PROVIDED RECORDS: Begin

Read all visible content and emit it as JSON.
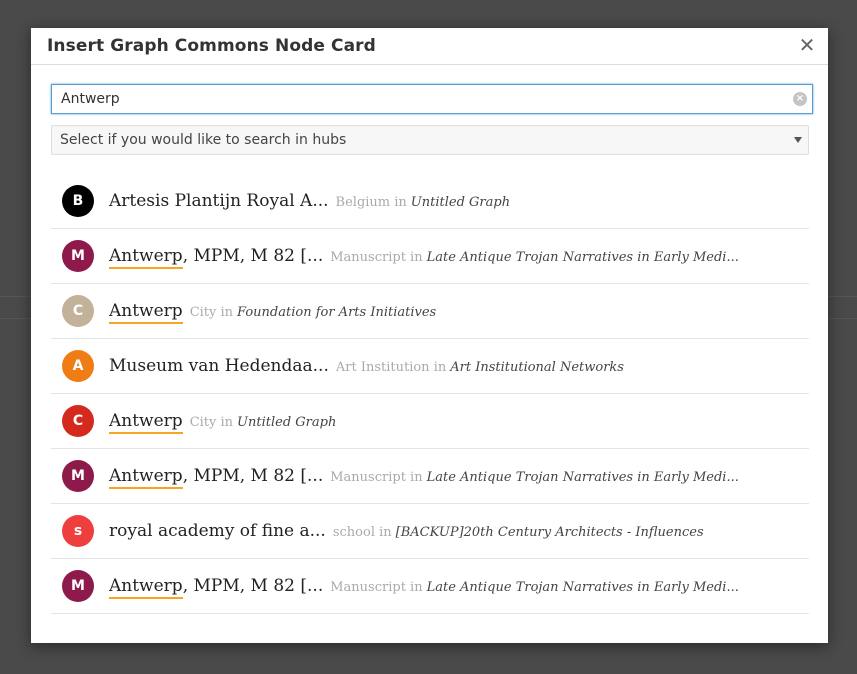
{
  "modal": {
    "title": "Insert Graph Commons Node Card",
    "close_glyph": "✕"
  },
  "search": {
    "value": "Antwerp",
    "placeholder": "",
    "clear_glyph": "×"
  },
  "hub_select": {
    "label": "Select if you would like to search in hubs"
  },
  "results": [
    {
      "initial": "B",
      "color": "#000000",
      "highlight": "",
      "rest": "Artesis Plantijn Royal A...",
      "type": "Belgium in",
      "graph": "Untitled Graph"
    },
    {
      "initial": "M",
      "color": "#8e1a4b",
      "highlight": "Antwerp",
      "rest": ", MPM, M 82 [...",
      "type": "Manuscript in",
      "graph": "Late Antique Trojan Narratives in Early Medi..."
    },
    {
      "initial": "C",
      "color": "#c2b299",
      "highlight": "Antwerp",
      "rest": "",
      "type": "City in",
      "graph": "Foundation for Arts Initiatives"
    },
    {
      "initial": "A",
      "color": "#f07c16",
      "highlight": "",
      "rest": "Museum van Hedendaa...",
      "type": "Art Institution in",
      "graph": "Art Institutional Networks"
    },
    {
      "initial": "C",
      "color": "#d42a1e",
      "highlight": "Antwerp",
      "rest": "",
      "type": "City in",
      "graph": "Untitled Graph"
    },
    {
      "initial": "M",
      "color": "#8e1a4b",
      "highlight": "Antwerp",
      "rest": ", MPM, M 82 [...",
      "type": "Manuscript in",
      "graph": "Late Antique Trojan Narratives in Early Medi..."
    },
    {
      "initial": "s",
      "color": "#ef3e3e",
      "highlight": "",
      "rest": "royal academy of fine a...",
      "type": "school in",
      "graph": "[BACKUP]20th Century Architects - Influences"
    },
    {
      "initial": "M",
      "color": "#8e1a4b",
      "highlight": "Antwerp",
      "rest": ", MPM, M 82 [...",
      "type": "Manuscript in",
      "graph": "Late Antique Trojan Narratives in Early Medi..."
    }
  ]
}
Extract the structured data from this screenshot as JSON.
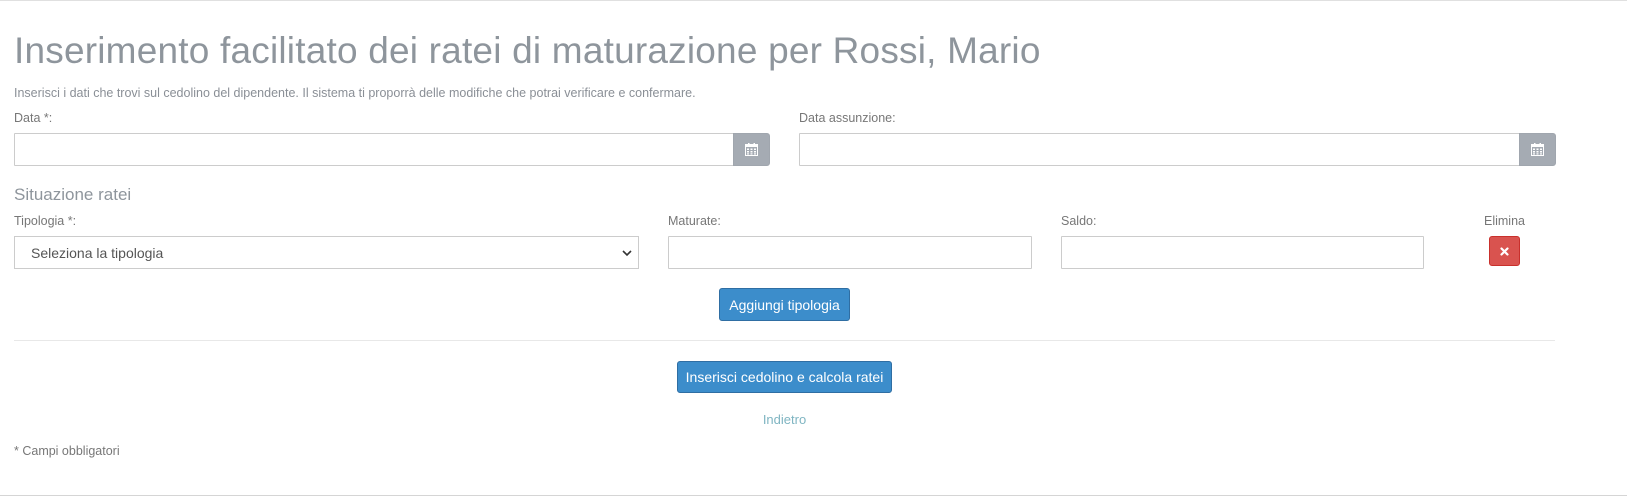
{
  "header": {
    "title": "Inserimento facilitato dei ratei di maturazione per Rossi, Mario",
    "subtitle": "Inserisci i dati che trovi sul cedolino del dipendente. Il sistema ti proporrà delle modifiche che potrai verificare e confermare."
  },
  "form": {
    "data_label": "Data *:",
    "data_value": "",
    "data_assunzione_label": "Data assunzione:",
    "data_assunzione_value": "",
    "calendar_icon": "calendar-icon"
  },
  "ratei": {
    "section_title": "Situazione ratei",
    "tipologia_label": "Tipologia *:",
    "tipologia_selected": "Seleziona la tipologia",
    "maturate_label": "Maturate:",
    "maturate_value": "",
    "saldo_label": "Saldo:",
    "saldo_value": "",
    "elimina_label": "Elimina",
    "add_button_label": "Aggiungi tipologia"
  },
  "actions": {
    "submit_label": "Inserisci cedolino e calcola ratei",
    "back_label": "Indietro"
  },
  "footer": {
    "required_note": "* Campi obbligatori"
  },
  "colors": {
    "primary": "#3c8dcb",
    "danger": "#d9534f",
    "addon": "#a5abb3",
    "link": "#7fb5c2"
  }
}
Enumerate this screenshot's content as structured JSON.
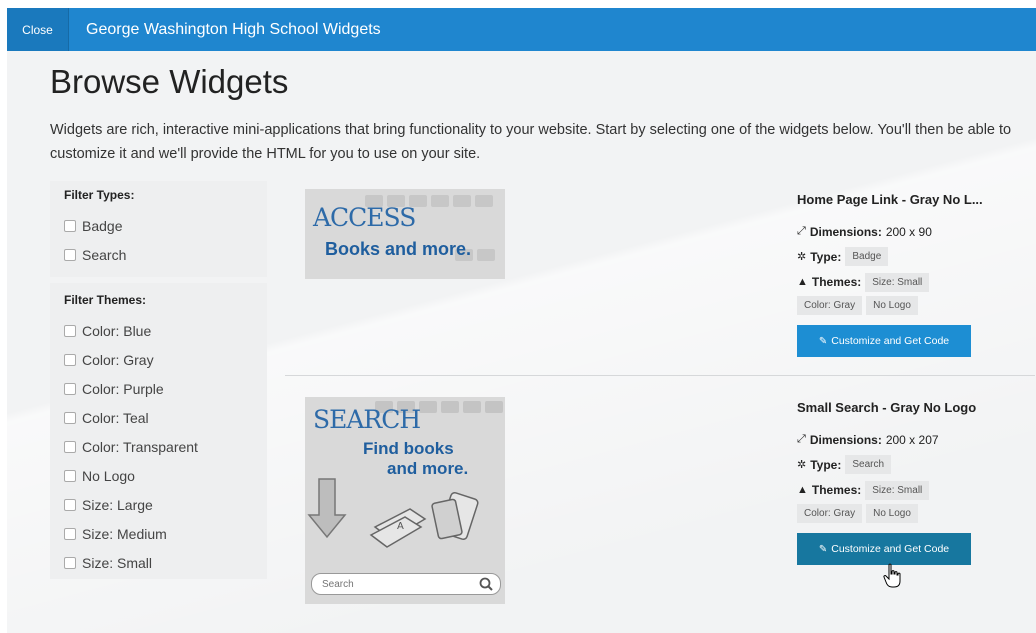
{
  "topbar": {
    "close_label": "Close",
    "title": "George Washington High School Widgets"
  },
  "page": {
    "title": "Browse Widgets",
    "intro": "Widgets are rich, interactive mini-applications that bring functionality to your website. Start by selecting one of the widgets below. You'll then be able to customize it and we'll provide the HTML for you to use on your site."
  },
  "filters": {
    "types_heading": "Filter Types:",
    "types": [
      "Badge",
      "Search"
    ],
    "themes_heading": "Filter Themes:",
    "themes": [
      "Color: Blue",
      "Color: Gray",
      "Color: Purple",
      "Color: Teal",
      "Color: Transparent",
      "No Logo",
      "Size: Large",
      "Size: Medium",
      "Size: Small"
    ]
  },
  "widgets": [
    {
      "title": "Home Page Link - Gray No L...",
      "dimensions_label": "Dimensions:",
      "dimensions": "200 x 90",
      "type_label": "Type:",
      "type": "Badge",
      "themes_label": "Themes:",
      "themes": [
        "Size: Small",
        "Color: Gray",
        "No Logo"
      ],
      "button": "Customize and Get Code",
      "thumb_heading": "ACCESS",
      "thumb_sub": "Books and more."
    },
    {
      "title": "Small Search - Gray No Logo",
      "dimensions_label": "Dimensions:",
      "dimensions": "200 x 207",
      "type_label": "Type:",
      "type": "Search",
      "themes_label": "Themes:",
      "themes": [
        "Size: Small",
        "Color: Gray",
        "No Logo"
      ],
      "button": "Customize and Get Code",
      "thumb_heading": "SEARCH",
      "thumb_sub1": "Find books",
      "thumb_sub2": "and more.",
      "search_placeholder": "Search"
    }
  ],
  "colors": {
    "topbar": "#1f86cf",
    "button": "#1d8ed3",
    "button_hover": "#17779f"
  }
}
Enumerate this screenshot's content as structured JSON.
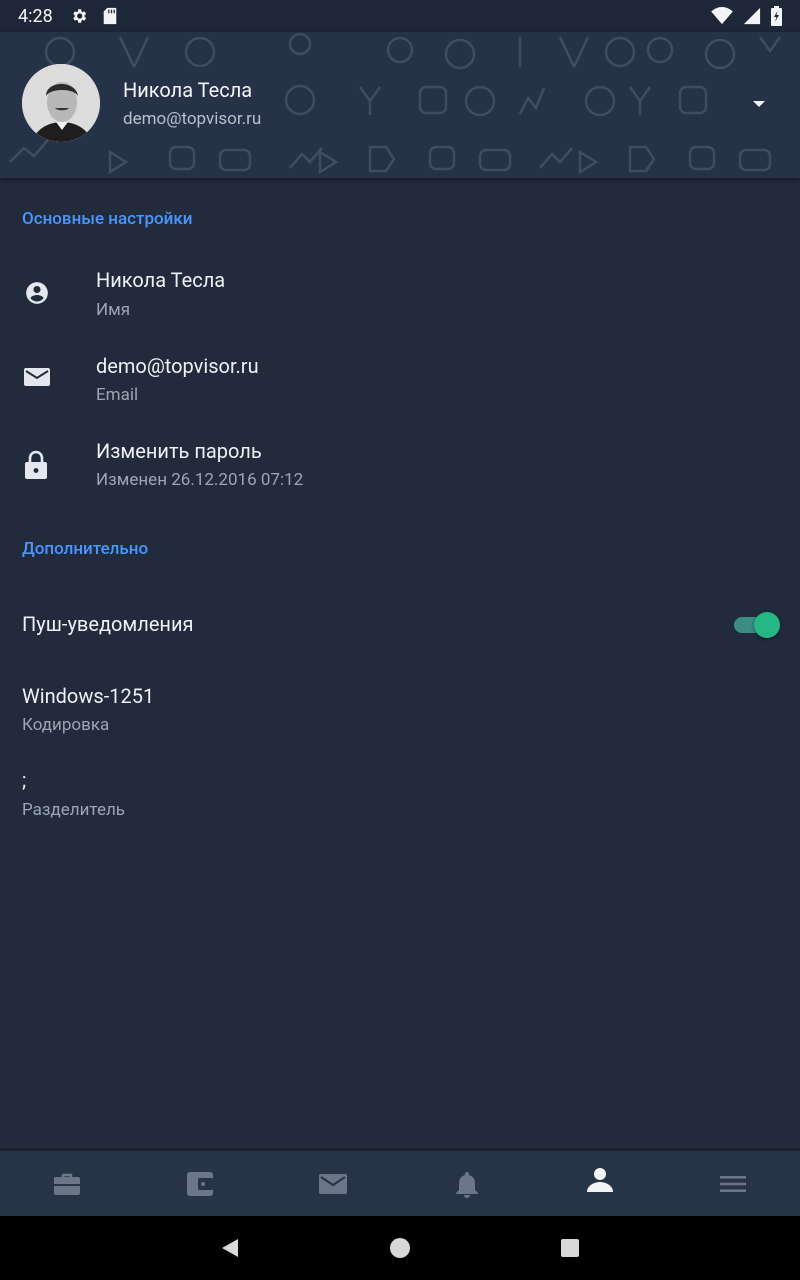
{
  "status_bar": {
    "time": "4:28",
    "icons": [
      "gear-icon",
      "sd-card-icon",
      "wifi-icon",
      "cell-signal-icon",
      "battery-icon"
    ]
  },
  "profile": {
    "name": "Никола Тесла",
    "email": "demo@topvisor.ru"
  },
  "sections": {
    "basic": {
      "title": "Основные настройки",
      "name_value": "Никола Тесла",
      "name_label": "Имя",
      "email_value": "demo@topvisor.ru",
      "email_label": "Email",
      "password_title": "Изменить пароль",
      "password_sub": "Изменен 26.12.2016 07:12"
    },
    "extra": {
      "title": "Дополнительно",
      "push_label": "Пуш-уведомления",
      "push_enabled": true,
      "encoding_value": "Windows-1251",
      "encoding_label": "Кодировка",
      "separator_value": ";",
      "separator_label": "Разделитель"
    }
  },
  "bottom_nav": {
    "items": [
      "briefcase-icon",
      "wallet-icon",
      "mail-icon",
      "bell-icon",
      "person-icon",
      "menu-icon"
    ],
    "active": "person-icon"
  },
  "colors": {
    "background": "#212b3c",
    "accent": "#4a96ff",
    "toggle_on": "#25b886"
  }
}
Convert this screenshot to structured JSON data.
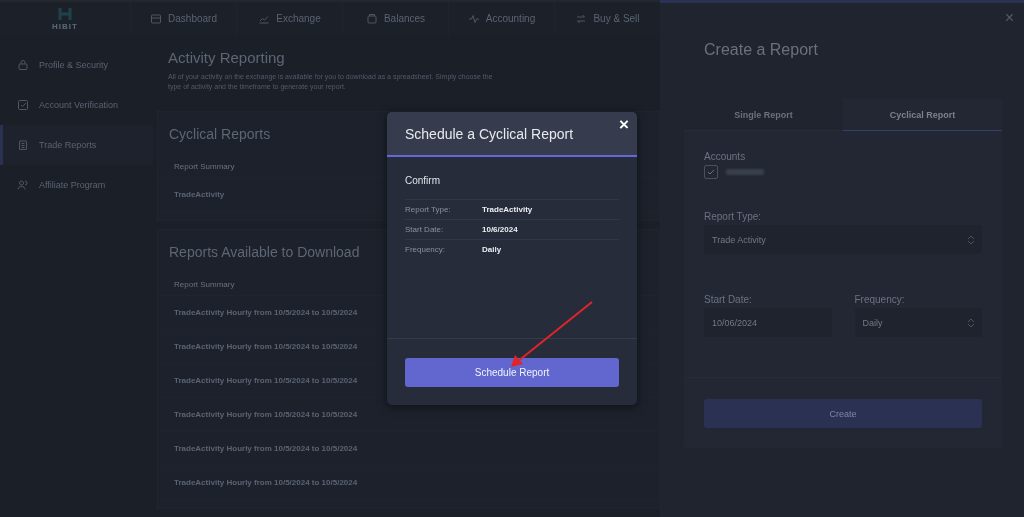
{
  "logo": {
    "text": "HIBIT"
  },
  "nav": [
    {
      "label": "Dashboard"
    },
    {
      "label": "Exchange"
    },
    {
      "label": "Balances"
    },
    {
      "label": "Accounting"
    },
    {
      "label": "Buy & Sell"
    }
  ],
  "sidebar": {
    "items": [
      {
        "label": "Profile & Security",
        "selected": false
      },
      {
        "label": "Account Verification",
        "selected": false
      },
      {
        "label": "Trade Reports",
        "selected": true
      },
      {
        "label": "Affiliate Program",
        "selected": false
      }
    ]
  },
  "page": {
    "title": "Activity Reporting",
    "intro": "All of your activity on the exchange is available for you to download as a spreadsheet. Simply choose the type of activity and the timeframe to generate your report."
  },
  "cyclical": {
    "title": "Cyclical Reports",
    "column": "Report Summary",
    "rows": [
      "TradeActivity"
    ]
  },
  "downloads": {
    "title": "Reports Available to Download",
    "column": "Report Summary",
    "rows": [
      "TradeActivity Hourly from 10/5/2024 to 10/5/2024",
      "TradeActivity Hourly from 10/5/2024 to 10/5/2024",
      "TradeActivity Hourly from 10/5/2024 to 10/5/2024",
      "TradeActivity Hourly from 10/5/2024 to 10/5/2024",
      "TradeActivity Hourly from 10/5/2024 to 10/5/2024",
      "TradeActivity Hourly from 10/5/2024 to 10/5/2024"
    ]
  },
  "drawer": {
    "title": "Create a Report",
    "close": "×",
    "tabs": [
      {
        "label": "Single Report",
        "selected": false
      },
      {
        "label": "Cyclical Report",
        "selected": true
      }
    ],
    "accounts_label": "Accounts",
    "account_checked": true,
    "report_type_label": "Report Type:",
    "report_type": "Trade Activity",
    "start_date_label": "Start Date:",
    "start_date": "10/06/2024",
    "frequency_label": "Frequency:",
    "frequency": "Daily",
    "create": "Create"
  },
  "modal": {
    "title": "Schedule a Cyclical Report",
    "close": "×",
    "subtitle": "Confirm",
    "details": [
      {
        "label": "Report Type:",
        "value": "TradeActivity"
      },
      {
        "label": "Start Date:",
        "value": "10/6/2024"
      },
      {
        "label": "Frequency:",
        "value": "Daily"
      }
    ],
    "button": "Schedule Report"
  }
}
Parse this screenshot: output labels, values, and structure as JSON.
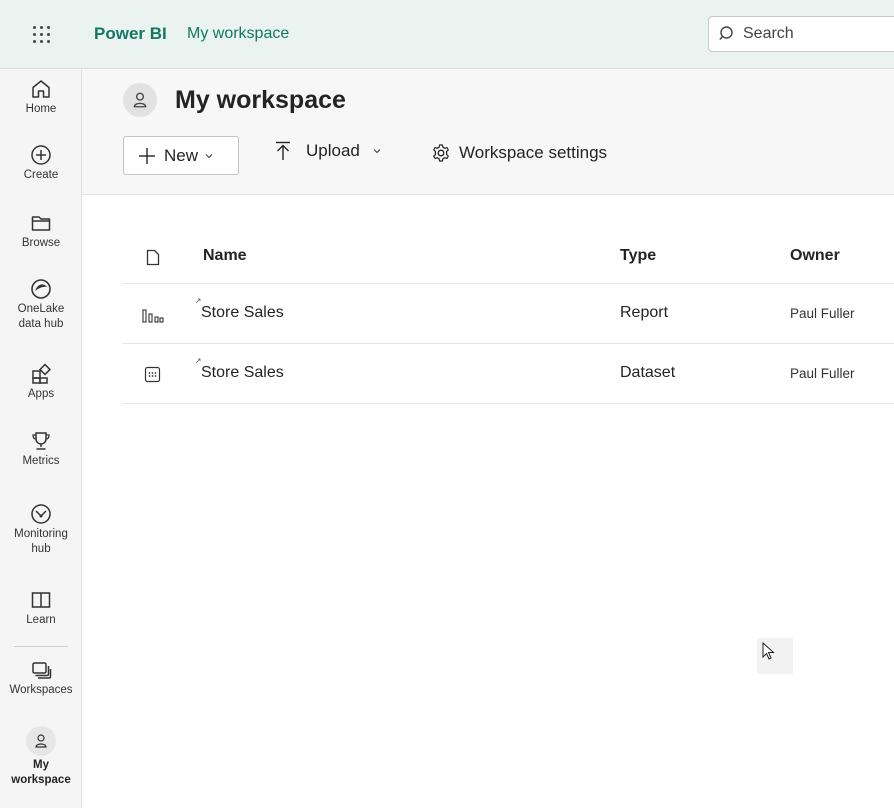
{
  "topbar": {
    "brand": "Power BI",
    "breadcrumb": "My workspace",
    "search_placeholder": "Search"
  },
  "nav": {
    "items": [
      {
        "label": "Home",
        "icon": "home-icon"
      },
      {
        "label": "Create",
        "icon": "plus-circle-icon"
      },
      {
        "label": "Browse",
        "icon": "folder-icon"
      },
      {
        "label": "OneLake\ndata hub",
        "icon": "onelake-icon"
      },
      {
        "label": "Apps",
        "icon": "apps-icon"
      },
      {
        "label": "Metrics",
        "icon": "trophy-icon"
      },
      {
        "label": "Monitoring\nhub",
        "icon": "monitoring-icon"
      },
      {
        "label": "Learn",
        "icon": "book-icon"
      },
      {
        "label": "Workspaces",
        "icon": "workspaces-icon"
      },
      {
        "label": "My\nworkspace",
        "icon": "user-icon"
      }
    ]
  },
  "header": {
    "title": "My workspace",
    "new_label": "New",
    "upload_label": "Upload",
    "settings_label": "Workspace settings"
  },
  "table": {
    "columns": [
      "Name",
      "Type",
      "Owner"
    ],
    "rows": [
      {
        "name": "Store Sales",
        "type": "Report",
        "owner": "Paul Fuller",
        "icon": "report-icon"
      },
      {
        "name": "Store Sales",
        "type": "Dataset",
        "owner": "Paul Fuller",
        "icon": "dataset-icon"
      }
    ]
  },
  "colors": {
    "brand": "#117865",
    "topbar_bg": "#ebf3f0",
    "nav_bg": "#f5f5f5"
  }
}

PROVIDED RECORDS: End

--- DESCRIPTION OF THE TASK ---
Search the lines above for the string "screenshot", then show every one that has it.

--- TASK SOLUTION ---
Extract the structured data from this screenshot as JSON.
Enumerate this screenshot's content as structured JSON.
Enumerate this screenshot's content as structured JSON.
Convert this screenshot to structured JSON data.
Parse this screenshot: output labels, values, and structure as JSON.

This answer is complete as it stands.